New for the collection, is a inner rotating bezel that is operated by the outer bezel. Very few brands have succeeded in this feature, so while IWC isn’t the first to do it, they are among the few. Perhaps the most successful watch to do it was the ill-fated (but awesome) Eterna KonTiki Diver. This watch was later transformed into the Porsche Design P’6780 Diver after Porsche Design was able to actually sell them… but that is another story. If you don’t understand this feature, it is simple. Like most normal dive watches you turn the rotating bezel to adjust a 60 minute timing scale. Only here the timing scale is represented on the inner bezel. What is so challenging is to design this and retain water resistance. One company that tried and eventually failed in their retail version of the watch was Romain Jerome with the Octopus Diver (prototype). In the final version of the RJ Octopus they had to use a second crown to turn the inner bezel.
The shape and proportions of the new IWC Aquatimer are classy and attractive. It doesn’t scream “new,” but it is fresh and desirable. I know I am waiting to see the version with the white dial (that I hope they make). It appears that all versions make use of black vulcanized rubber over metal. This is a nice feature on a dive watch and makes operating it in the water, or with gloves, easy. There are also a few different strap options it seems. There seems to be at least two rubber straps (one a more traditional style diver’s strap), and, of course, there will be a metal bracelet option.
People tend to buy IWC Aquatimer watches for their dials. They are good-looking and very legible.
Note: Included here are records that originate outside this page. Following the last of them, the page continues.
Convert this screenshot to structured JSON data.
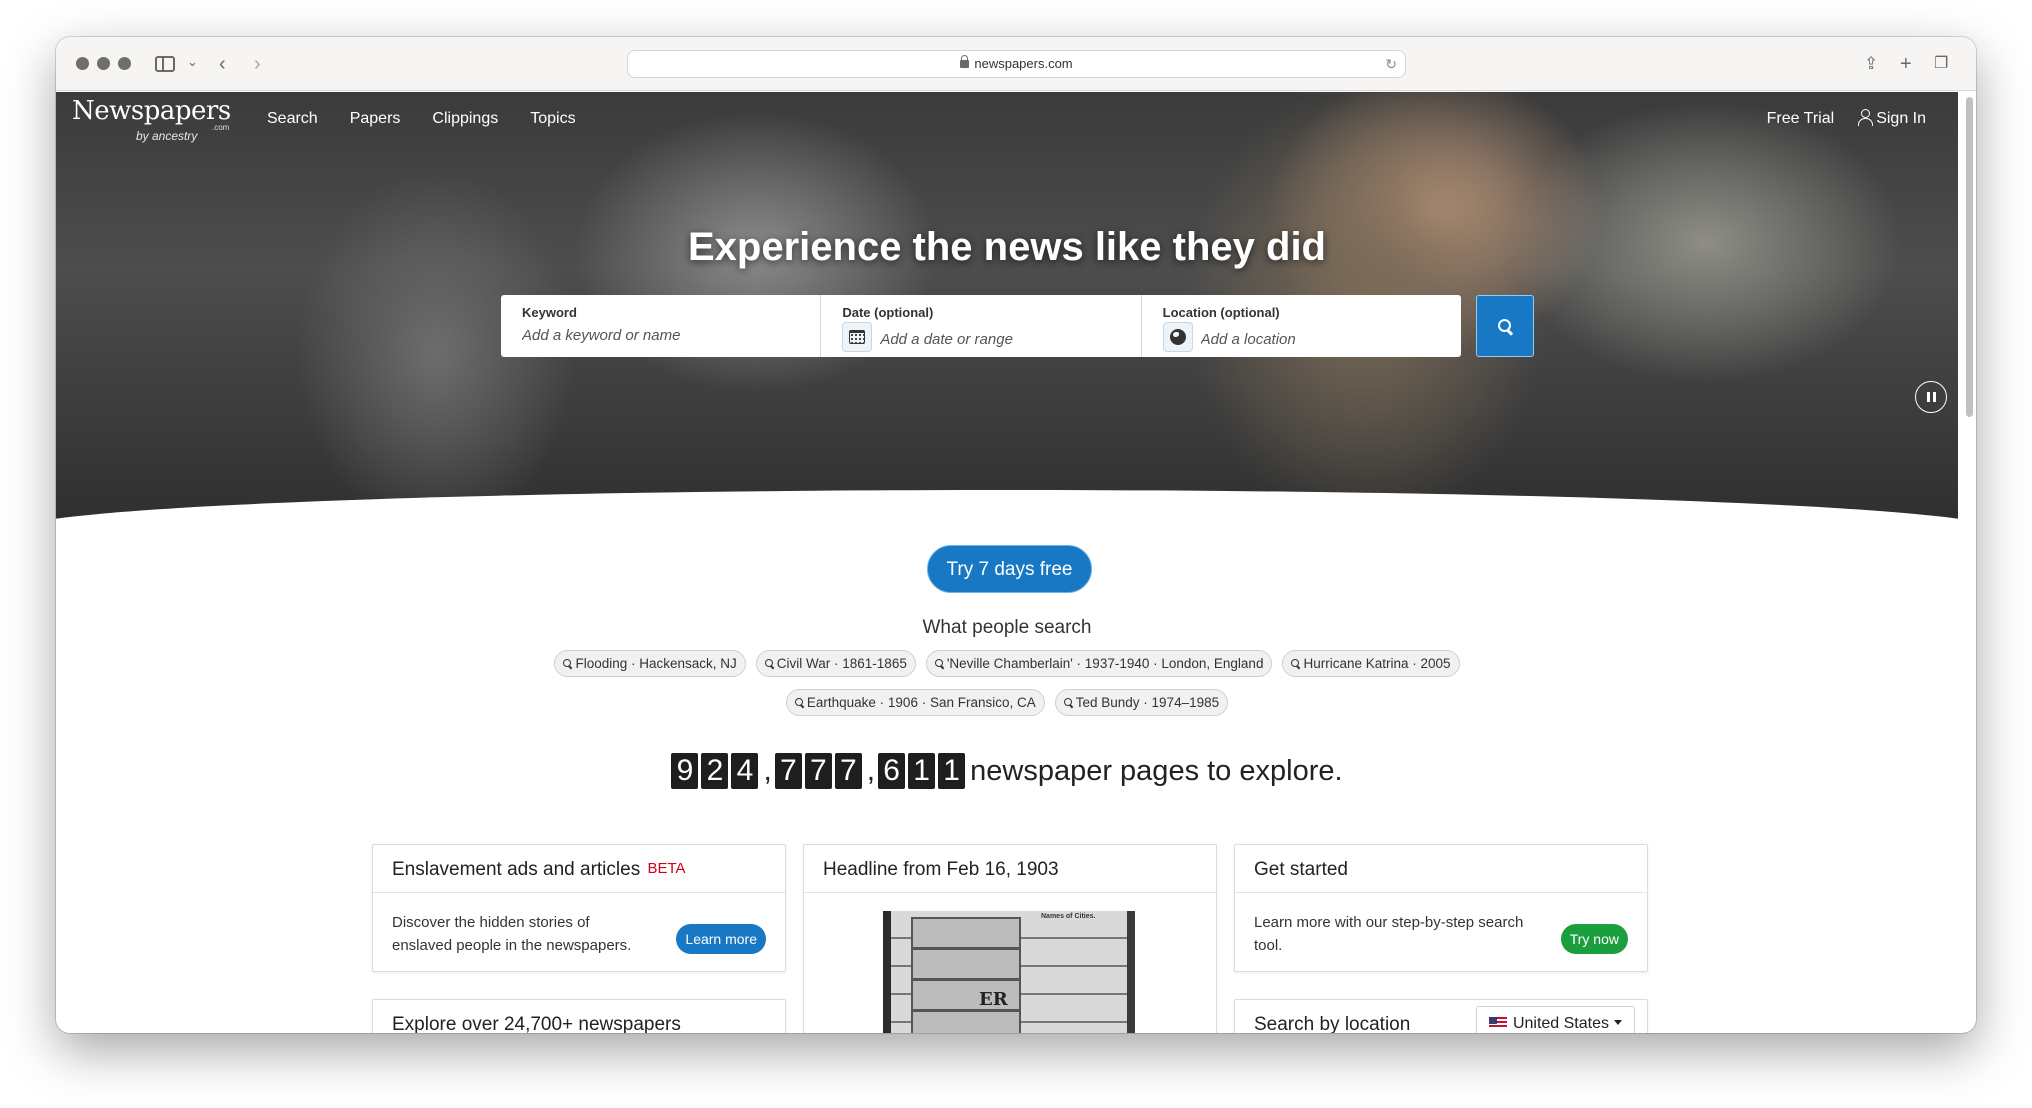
{
  "browser": {
    "url": "newspapers.com"
  },
  "nav": {
    "logo_main": "Newspapers",
    "logo_com": ".com",
    "logo_by": "by ancestry",
    "links": [
      "Search",
      "Papers",
      "Clippings",
      "Topics"
    ],
    "free_trial": "Free Trial",
    "sign_in": "Sign In"
  },
  "hero": {
    "title": "Experience the news like they did",
    "keyword_label": "Keyword",
    "keyword_placeholder": "Add a keyword or name",
    "date_label": "Date (optional)",
    "date_placeholder": "Add a date or range",
    "location_label": "Location (optional)",
    "location_placeholder": "Add a location"
  },
  "trial_button": "Try 7 days free",
  "what_people_search": {
    "title": "What people search",
    "row1": [
      "Flooding · Hackensack, NJ",
      "Civil War · 1861-1865",
      "'Neville Chamberlain' · 1937-1940 · London, England",
      "Hurricane Katrina · 2005"
    ],
    "row2": [
      "Earthquake · 1906 · San Fransico, CA",
      "Ted Bundy · 1974–1985"
    ]
  },
  "counter": {
    "digits": [
      "9",
      "2",
      "4",
      ",",
      "7",
      "7",
      "7",
      ",",
      "6",
      "1",
      "1"
    ],
    "text": "newspaper pages to explore."
  },
  "cards": {
    "enslavement": {
      "title": "Enslavement ads and articles",
      "badge": "BETA",
      "body": "Discover the hidden stories of enslaved people in the newspapers.",
      "button": "Learn more"
    },
    "explore": {
      "title": "Explore over 24,700+ newspapers"
    },
    "headline": {
      "title": "Headline from Feb 16, 1903",
      "image_text": "ER",
      "image_heading": "Names of Cities."
    },
    "get_started": {
      "title": "Get started",
      "body": "Learn more with our step-by-step search tool.",
      "button": "Try now"
    },
    "location": {
      "title": "Search by location",
      "selected": "United States"
    }
  }
}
IWC here plays with a range of colors that match to the case or are a bit playful – though from what we can see, there is much more of an emphasis of conservative-style versus heavy-bright colors. The large, easy-to-see hands are there in their full glory, and I see these being an easy success so long as IWC sticks to their own formula.
Inside these and all previous Aquatimer watches are base Swiss ETA automatic movements. The three-hand models will likely have ETA 2892 automatics, while the chronographs will have base ETA Valjoux 7750 automatic chronograph movements (with the subsidiary running seconds removed to make for a more symmetrical case. Overall the 2014 Aquatimer watches are handsome, elegant enough to be worn out of the water, and have just the right amount of vintage minimalism. The level of success will be dependent on the price. Without in-house movements, the Aquatimer has always been a welcomed, affordable IWC model and I hope that it stays that way. Watch for a Hands-On look of the new IWC Aquatimer watches in 2014. iwc.com